··· Record extracts ···

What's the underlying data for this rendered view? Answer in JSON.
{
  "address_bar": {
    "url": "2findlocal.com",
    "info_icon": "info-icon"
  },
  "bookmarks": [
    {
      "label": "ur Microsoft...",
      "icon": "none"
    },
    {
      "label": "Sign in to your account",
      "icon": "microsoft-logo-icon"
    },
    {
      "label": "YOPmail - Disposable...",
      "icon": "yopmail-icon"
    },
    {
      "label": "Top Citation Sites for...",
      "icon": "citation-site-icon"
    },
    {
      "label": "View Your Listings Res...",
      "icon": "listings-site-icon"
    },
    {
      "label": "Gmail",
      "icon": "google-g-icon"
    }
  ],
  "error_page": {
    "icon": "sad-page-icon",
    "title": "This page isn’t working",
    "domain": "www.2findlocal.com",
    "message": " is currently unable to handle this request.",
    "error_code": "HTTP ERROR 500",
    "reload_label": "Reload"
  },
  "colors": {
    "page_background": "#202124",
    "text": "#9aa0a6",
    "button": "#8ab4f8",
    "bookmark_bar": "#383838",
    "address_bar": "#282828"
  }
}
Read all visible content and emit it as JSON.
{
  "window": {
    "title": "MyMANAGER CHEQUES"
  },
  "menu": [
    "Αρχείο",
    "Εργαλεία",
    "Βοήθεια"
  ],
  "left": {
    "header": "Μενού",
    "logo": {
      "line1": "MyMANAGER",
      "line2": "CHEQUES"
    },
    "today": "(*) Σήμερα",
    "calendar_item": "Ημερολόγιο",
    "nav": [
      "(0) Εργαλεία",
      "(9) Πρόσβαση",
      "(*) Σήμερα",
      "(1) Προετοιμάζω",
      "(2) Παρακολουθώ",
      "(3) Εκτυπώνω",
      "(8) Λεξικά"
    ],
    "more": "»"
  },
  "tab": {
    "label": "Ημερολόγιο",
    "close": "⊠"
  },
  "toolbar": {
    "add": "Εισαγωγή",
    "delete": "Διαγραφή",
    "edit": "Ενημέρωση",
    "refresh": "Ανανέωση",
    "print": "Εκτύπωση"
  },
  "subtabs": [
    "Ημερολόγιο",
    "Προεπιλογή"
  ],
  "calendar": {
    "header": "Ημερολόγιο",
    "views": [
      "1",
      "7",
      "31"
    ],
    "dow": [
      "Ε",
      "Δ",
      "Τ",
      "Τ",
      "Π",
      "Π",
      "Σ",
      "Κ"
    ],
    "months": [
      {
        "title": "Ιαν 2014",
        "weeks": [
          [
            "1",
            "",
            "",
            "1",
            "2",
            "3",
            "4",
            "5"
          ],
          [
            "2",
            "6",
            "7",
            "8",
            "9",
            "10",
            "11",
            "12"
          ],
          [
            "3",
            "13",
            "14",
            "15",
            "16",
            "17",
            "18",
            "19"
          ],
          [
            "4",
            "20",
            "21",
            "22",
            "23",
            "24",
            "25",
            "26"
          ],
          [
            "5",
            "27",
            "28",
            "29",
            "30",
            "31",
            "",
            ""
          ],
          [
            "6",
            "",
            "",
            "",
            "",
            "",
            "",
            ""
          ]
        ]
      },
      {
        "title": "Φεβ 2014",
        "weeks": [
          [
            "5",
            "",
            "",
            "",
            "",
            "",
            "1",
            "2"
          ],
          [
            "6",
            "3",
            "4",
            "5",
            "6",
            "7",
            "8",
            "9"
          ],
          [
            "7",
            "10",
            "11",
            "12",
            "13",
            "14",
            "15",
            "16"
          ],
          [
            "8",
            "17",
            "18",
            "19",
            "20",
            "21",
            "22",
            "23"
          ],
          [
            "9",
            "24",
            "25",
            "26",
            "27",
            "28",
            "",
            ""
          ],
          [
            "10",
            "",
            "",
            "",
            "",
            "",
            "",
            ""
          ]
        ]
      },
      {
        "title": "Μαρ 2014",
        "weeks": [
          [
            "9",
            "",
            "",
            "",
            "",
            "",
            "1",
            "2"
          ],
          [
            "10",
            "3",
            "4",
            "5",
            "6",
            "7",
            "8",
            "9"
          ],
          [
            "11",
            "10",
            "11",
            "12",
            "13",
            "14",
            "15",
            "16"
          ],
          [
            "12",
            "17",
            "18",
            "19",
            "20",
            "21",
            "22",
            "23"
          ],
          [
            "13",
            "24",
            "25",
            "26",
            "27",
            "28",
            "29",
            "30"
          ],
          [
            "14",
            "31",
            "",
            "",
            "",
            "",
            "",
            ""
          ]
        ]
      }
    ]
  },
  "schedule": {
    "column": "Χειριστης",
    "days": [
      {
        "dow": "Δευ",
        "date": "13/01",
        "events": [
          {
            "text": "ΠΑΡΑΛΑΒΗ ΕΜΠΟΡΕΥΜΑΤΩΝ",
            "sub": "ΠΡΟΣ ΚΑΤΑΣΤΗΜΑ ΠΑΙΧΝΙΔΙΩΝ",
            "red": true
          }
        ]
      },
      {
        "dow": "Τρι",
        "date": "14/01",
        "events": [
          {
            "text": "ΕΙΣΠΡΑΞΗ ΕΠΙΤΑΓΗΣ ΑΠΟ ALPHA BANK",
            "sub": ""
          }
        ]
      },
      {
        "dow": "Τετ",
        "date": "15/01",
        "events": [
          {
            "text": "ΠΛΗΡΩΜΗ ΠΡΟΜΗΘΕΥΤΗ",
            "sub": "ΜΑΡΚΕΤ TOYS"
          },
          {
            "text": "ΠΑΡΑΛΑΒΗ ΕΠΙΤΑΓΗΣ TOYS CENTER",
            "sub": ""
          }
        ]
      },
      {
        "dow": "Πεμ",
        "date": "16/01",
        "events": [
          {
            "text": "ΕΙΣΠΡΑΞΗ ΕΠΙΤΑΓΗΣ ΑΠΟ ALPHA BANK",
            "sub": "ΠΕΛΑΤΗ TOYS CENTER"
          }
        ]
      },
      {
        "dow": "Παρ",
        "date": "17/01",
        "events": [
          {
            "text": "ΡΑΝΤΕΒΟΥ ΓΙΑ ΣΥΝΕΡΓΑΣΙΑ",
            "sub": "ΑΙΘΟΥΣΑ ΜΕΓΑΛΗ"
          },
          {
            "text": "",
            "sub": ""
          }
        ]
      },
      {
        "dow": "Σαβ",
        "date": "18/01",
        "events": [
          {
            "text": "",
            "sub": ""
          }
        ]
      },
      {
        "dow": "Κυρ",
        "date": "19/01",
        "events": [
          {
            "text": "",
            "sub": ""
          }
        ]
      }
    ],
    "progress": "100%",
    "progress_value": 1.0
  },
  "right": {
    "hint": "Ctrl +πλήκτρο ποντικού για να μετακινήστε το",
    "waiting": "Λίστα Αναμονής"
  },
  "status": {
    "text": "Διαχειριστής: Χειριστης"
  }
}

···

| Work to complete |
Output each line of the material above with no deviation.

| Exercise solution |
What's the underlying data for this rendered view? Answer in JSON.
{
  "address_bar": {
    "url": "2findlocal.com",
    "info_icon": "info-icon"
  },
  "bookmarks": [
    {
      "label": "ur Microsoft...",
      "icon": "none"
    },
    {
      "label": "Sign in to your account",
      "icon": "microsoft-logo-icon"
    },
    {
      "label": "YOPmail - Disposable...",
      "icon": "yopmail-icon"
    },
    {
      "label": "Top Citation Sites for...",
      "icon": "citation-site-icon"
    },
    {
      "label": "View Your Listings Res...",
      "icon": "listings-site-icon"
    },
    {
      "label": "Gmail",
      "icon": "google-g-icon"
    }
  ],
  "error_page": {
    "icon": "sad-page-icon",
    "title": "This page isn’t working",
    "domain": "www.2findlocal.com",
    "message": " is currently unable to handle this request.",
    "error_code": "HTTP ERROR 500",
    "reload_label": "Reload"
  },
  "colors": {
    "page_background": "#202124",
    "text": "#9aa0a6",
    "button": "#8ab4f8",
    "bookmark_bar": "#383838",
    "address_bar": "#282828"
  }
}
Read all visible content and emit it as JSON.
{
  "window": {
    "title": "MyMANAGER CHEQUES"
  },
  "menu": [
    "Αρχείο",
    "Εργαλεία",
    "Βοήθεια"
  ],
  "left": {
    "header": "Μενού",
    "logo": {
      "line1": "MyMANAGER",
      "line2": "CHEQUES"
    },
    "today": "(*) Σήμερα",
    "calendar_item": "Ημερολόγιο",
    "nav": [
      "(0) Εργαλεία",
      "(9) Πρόσβαση",
      "(*) Σήμερα",
      "(1) Προετοιμάζω",
      "(2) Παρακολουθώ",
      "(3) Εκτυπώνω",
      "(8) Λεξικά"
    ],
    "more": "»"
  },
  "tab": {
    "label": "Ημερολόγιο",
    "close": "⊠"
  },
  "toolbar": {
    "add": "Εισαγωγή",
    "delete": "Διαγραφή",
    "edit": "Ενημέρωση",
    "refresh": "Ανανέωση",
    "print": "Εκτύπωση"
  },
  "subtabs": [
    "Ημερολόγιο",
    "Προεπιλογή"
  ],
  "calendar": {
    "header": "Ημερολόγιο",
    "views": [
      "1",
      "7",
      "31"
    ],
    "dow": [
      "Ε",
      "Δ",
      "Τ",
      "Τ",
      "Π",
      "Π",
      "Σ",
      "Κ"
    ],
    "months": [
      {
        "title": "Ιαν 2014",
        "weeks": [
          [
            "1",
            "",
            "",
            "1",
            "2",
            "3",
            "4",
            "5"
          ],
          [
            "2",
            "6",
            "7",
            "8",
            "9",
            "10",
            "11",
            "12"
          ],
          [
            "3",
            "13",
            "14",
            "15",
            "16",
            "17",
            "18",
            "19"
          ],
          [
            "4",
            "20",
            "21",
            "22",
            "23",
            "24",
            "25",
            "26"
          ],
          [
            "5",
            "27",
            "28",
            "29",
            "30",
            "31",
            "",
            ""
          ],
          [
            "6",
            "",
            "",
            "",
            "",
            "",
            "",
            ""
          ]
        ]
      },
      {
        "title": "Φεβ 2014",
        "weeks": [
          [
            "5",
            "",
            "",
            "",
            "",
            "",
            "1",
            "2"
          ],
          [
            "6",
            "3",
            "4",
            "5",
            "6",
            "7",
            "8",
            "9"
          ],
          [
            "7",
            "10",
            "11",
            "12",
            "13",
            "14",
            "15",
            "16"
          ],
          [
            "8",
            "17",
            "18",
            "19",
            "20",
            "21",
            "22",
            "23"
          ],
          [
            "9",
            "24",
            "25",
            "26",
            "27",
            "28",
            "",
            ""
          ],
          [
            "10",
            "",
            "",
            "",
            "",
            "",
            "",
            ""
          ]
        ]
      },
      {
        "title": "Μαρ 2014",
        "weeks": [
          [
            "9",
            "",
            "",
            "",
            "",
            "",
            "1",
            "2"
          ],
          [
            "10",
            "3",
            "4",
            "5",
            "6",
            "7",
            "8",
            "9"
          ],
          [
            "11",
            "10",
            "11",
            "12",
            "13",
            "14",
            "15",
            "16"
          ],
          [
            "12",
            "17",
            "18",
            "19",
            "20",
            "21",
            "22",
            "23"
          ],
          [
            "13",
            "24",
            "25",
            "26",
            "27",
            "28",
            "29",
            "30"
          ],
          [
            "14",
            "31",
            "",
            "",
            "",
            "",
            "",
            ""
          ]
        ]
      }
    ]
  },
  "schedule": {
    "column": "Χειριστης",
    "days": [
      {
        "dow": "Δευ",
        "date": "13/01",
        "events": [
          {
            "text": "ΠΑΡΑΛΑΒΗ ΕΜΠΟΡΕΥΜΑΤΩΝ",
            "sub": "ΠΡΟΣ ΚΑΤΑΣΤΗΜΑ ΠΑΙΧΝΙΔΙΩΝ",
            "red": true
          }
        ]
      },
      {
        "dow": "Τρι",
        "date": "14/01",
        "events": [
          {
            "text": "ΕΙΣΠΡΑΞΗ ΕΠΙΤΑΓΗΣ ΑΠΟ ALPHA BANK",
            "sub": ""
          }
        ]
      },
      {
        "dow": "Τετ",
        "date": "15/01",
        "events": [
          {
            "text": "ΠΛΗΡΩΜΗ ΠΡΟΜΗΘΕΥΤΗ",
            "sub": "ΜΑΡΚΕΤ TOYS"
          },
          {
            "text": "ΠΑΡΑΛΑΒΗ ΕΠΙΤΑΓΗΣ TOYS CENTER",
            "sub": ""
          }
        ]
      },
      {
        "dow": "Πεμ",
        "date": "16/01",
        "events": [
          {
            "text": "ΕΙΣΠΡΑΞΗ ΕΠΙΤΑΓΗΣ ΑΠΟ ALPHA BANK",
            "sub": "ΠΕΛΑΤΗ TOYS CENTER"
          }
        ]
      },
      {
        "dow": "Παρ",
        "date": "17/01",
        "events": [
          {
            "text": "ΡΑΝΤΕΒΟΥ ΓΙΑ ΣΥΝΕΡΓΑΣΙΑ",
            "sub": "ΑΙΘΟΥΣΑ ΜΕΓΑΛΗ"
          },
          {
            "text": "",
            "sub": ""
          }
        ]
      },
      {
        "dow": "Σαβ",
        "date": "18/01",
        "events": [
          {
            "text": "",
            "sub": ""
          }
        ]
      },
      {
        "dow": "Κυρ",
        "date": "19/01",
        "events": [
          {
            "text": "",
            "sub": ""
          }
        ]
      }
    ],
    "progress": "100%",
    "progress_value": 1.0
  },
  "right": {
    "hint": "Ctrl +πλήκτρο ποντικού για να μετακινήστε το",
    "waiting": "Λίστα Αναμονής"
  },
  "status": {
    "text": "Διαχειριστής: Χειριστης"
  }
}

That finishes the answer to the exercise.